## [What you are asked to do]
I'd like every record given again exactly, please.

== Data for the task ==

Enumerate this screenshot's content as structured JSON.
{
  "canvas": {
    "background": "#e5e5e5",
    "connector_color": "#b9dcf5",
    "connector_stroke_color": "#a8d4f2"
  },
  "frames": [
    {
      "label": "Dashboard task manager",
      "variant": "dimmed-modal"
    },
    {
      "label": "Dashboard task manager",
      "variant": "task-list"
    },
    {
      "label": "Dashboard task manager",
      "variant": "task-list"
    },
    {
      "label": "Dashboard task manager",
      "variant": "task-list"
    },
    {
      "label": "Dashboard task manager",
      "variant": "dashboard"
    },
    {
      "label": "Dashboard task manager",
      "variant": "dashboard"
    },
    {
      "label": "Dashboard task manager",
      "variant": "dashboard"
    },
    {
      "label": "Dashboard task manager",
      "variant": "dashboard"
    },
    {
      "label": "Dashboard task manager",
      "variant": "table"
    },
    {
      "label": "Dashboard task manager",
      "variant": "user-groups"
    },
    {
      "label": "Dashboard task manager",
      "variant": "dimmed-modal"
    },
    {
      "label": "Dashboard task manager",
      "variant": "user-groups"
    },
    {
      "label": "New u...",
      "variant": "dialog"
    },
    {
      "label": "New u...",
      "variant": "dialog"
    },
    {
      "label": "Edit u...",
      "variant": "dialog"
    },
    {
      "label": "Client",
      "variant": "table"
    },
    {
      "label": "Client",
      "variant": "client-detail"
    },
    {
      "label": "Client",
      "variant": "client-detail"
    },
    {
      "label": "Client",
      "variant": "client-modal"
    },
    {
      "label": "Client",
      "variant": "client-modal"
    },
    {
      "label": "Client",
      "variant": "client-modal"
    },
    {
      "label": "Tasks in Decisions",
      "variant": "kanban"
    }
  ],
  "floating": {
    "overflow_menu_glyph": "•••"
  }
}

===

## [Expected answer]
Enumerate this screenshot's content as structured JSON.
{
  "canvas": {
    "background": "#e5e5e5",
    "connector_color": "#b9dcf5",
    "connector_stroke_color": "#a8d4f2"
  },
  "frames": [
    {
      "label": "Dashboard task manager",
      "variant": "dimmed-modal"
    },
    {
      "label": "Dashboard task manager",
      "variant": "task-list"
    },
    {
      "label": "Dashboard task manager",
      "variant": "task-list"
    },
    {
      "label": "Dashboard task manager",
      "variant": "task-list"
    },
    {
      "label": "Dashboard task manager",
      "variant": "dashboard"
    },
    {
      "label": "Dashboard task manager",
      "variant": "dashboard"
    },
    {
      "label": "Dashboard task manager",
      "variant": "dashboard"
    },
    {
      "label": "Dashboard task manager",
      "variant": "dashboard"
    },
    {
      "label": "Dashboard task manager",
      "variant": "table"
    },
    {
      "label": "Dashboard task manager",
      "variant": "user-groups"
    },
    {
      "label": "Dashboard task manager",
      "variant": "dimmed-modal"
    },
    {
      "label": "Dashboard task manager",
      "variant": "user-groups"
    },
    {
      "label": "New u...",
      "variant": "dialog"
    },
    {
      "label": "New u...",
      "variant": "dialog"
    },
    {
      "label": "Edit u...",
      "variant": "dialog"
    },
    {
      "label": "Client",
      "variant": "table"
    },
    {
      "label": "Client",
      "variant": "client-detail"
    },
    {
      "label": "Client",
      "variant": "client-detail"
    },
    {
      "label": "Client",
      "variant": "client-modal"
    },
    {
      "label": "Client",
      "variant": "client-modal"
    },
    {
      "label": "Client",
      "variant": "client-modal"
    },
    {
      "label": "Tasks in Decisions",
      "variant": "kanban"
    }
  ],
  "floating": {
    "overflow_menu_glyph": "•••"
  }
}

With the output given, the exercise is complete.